Mighty pens – how your feedback can help businesses to grow
From Kirsty Mawer
In the Sunday Mail’s recent Stellar insert, there as an article titled “Is Technology Destroying the Human Race”. Even though I have yet to read this article, immediately I feel my gut say “Yes”. Such a response is pretty ironic really, considering I have just typed an email to a Hervey Bay business owner urging him to consider getting on Facebook and Instagram for the benefit of his business.
I can afford to be hypocritical because, while I use selected social media for personal and professional use, I don’t believe in the concept of writing whatever little thought pops into one’s mind to publicly ridicule, attempt to destroy or criticise people or businesses online.
The argument of “It’s a free world” and “We are in a democracy” does not justify the unnecessary barrage of vicious and negative comments and taunts I have viewed online. If we were graced with the opportunity to use words, then we all have a responsibility to use them wisely. Edward Bulwer-Lytton was on the money when he wrote “The pen is mightier than the sword”.
Since the digital age began, a lot of people feel the need to give feedback and many businesses directly request reviews online. This can be a useful strategy to gain insight into how people felt about a service, accommodation or a business in general. It is also a gateway for competitors, spammers and the general public to write whatever they feel, depending on the mood they were in at the time, good or bad.
I encourage you to use other ways to tell business what we think. Rather than flippantly write a review online, let’s think about it a bit more and give useful, honest feedback. If the business is really interested in improving, then they will consider and potentially action it. If not, their loss - but if more and more people actually take the time to connect then perhaps it will make them notice.

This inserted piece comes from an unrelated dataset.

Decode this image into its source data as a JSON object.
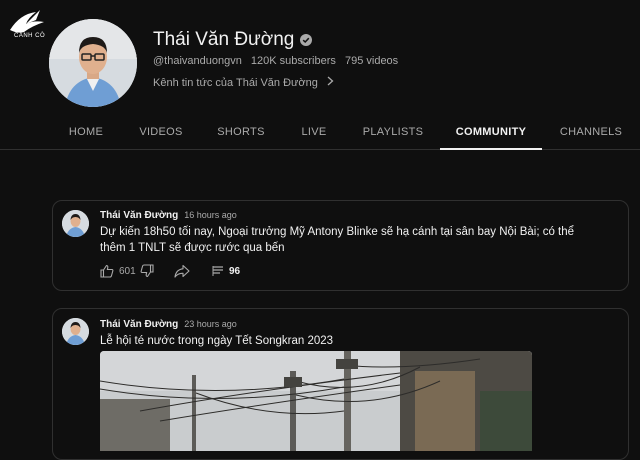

I recently toured the Bundaberg Rum Distillery and was genuinely impressed with every aspect of the tour and facility. In the merchandise store, feedback cards were available and I grabbed one as I left. They were meant to be filled out onsite and handed in, but I didn’t realise that until I got home. I pondered about how I could make a suggestion for improvement because it was really, really good.
Now, I had two choices – not fill out the card and just tell everyone I know that it was great OR write them an email. If they have gone to the effort of printing a card for feedback, surely they won’t mind an email stating mine? Well, I wrote them an email answering the questions that they asked and then added my suggestions for improvement. Will they care? I honestly don’t know, but they must have at one stage to get to where they are now because one of the questions on the feedback card says “I think we know the answer already, but we like hearing it from you – how did you find your experience visiting the distillery today?”
Ten points for confidence right there, as they don’t expect you to circle “Less awesome”. They certainly didn’t get to the place they are now just with the board of directors telling consumers what they want – they have asked them the whole way along.
Here are my tips for being a great consumer:
Give credit where it is due but identify what was actually great – was it the waitress, the meal you ordered, the assistance of “Hillary”.
It might be tempting to write “It was good” on a feedback card and, while it is positive, it is almost pointless.
Similarly, if you want to give negative feedback, be helpful and identify where a company could get better results. But don’t do it online on their Facebook page. Give businesses the opportunity to fix up the issue and email them direct. Don’t be rude, but give constructive criticism with the intention to help a business improve.
Acknowledge if there were other factors at play, for example “I understand it was a busy because of school holidays….” or “It was just before closing time and there were 50 million people in the store all trying to pay….”.
All of this telling people what you think takes time. It requires effort and some creative energy and you may get absolutely nothing in return (except good karma). But in times when businesses are struggling, it could be the help a company needs to turn things around and take a different course of action.
Next time you experience something really great, tell the business! And the same goes for if something went really badly. Take your emotion in the situation out of it and let them know what went wrong for you.
Don’t underestimate the power of your feedback, especially if you can be constructive.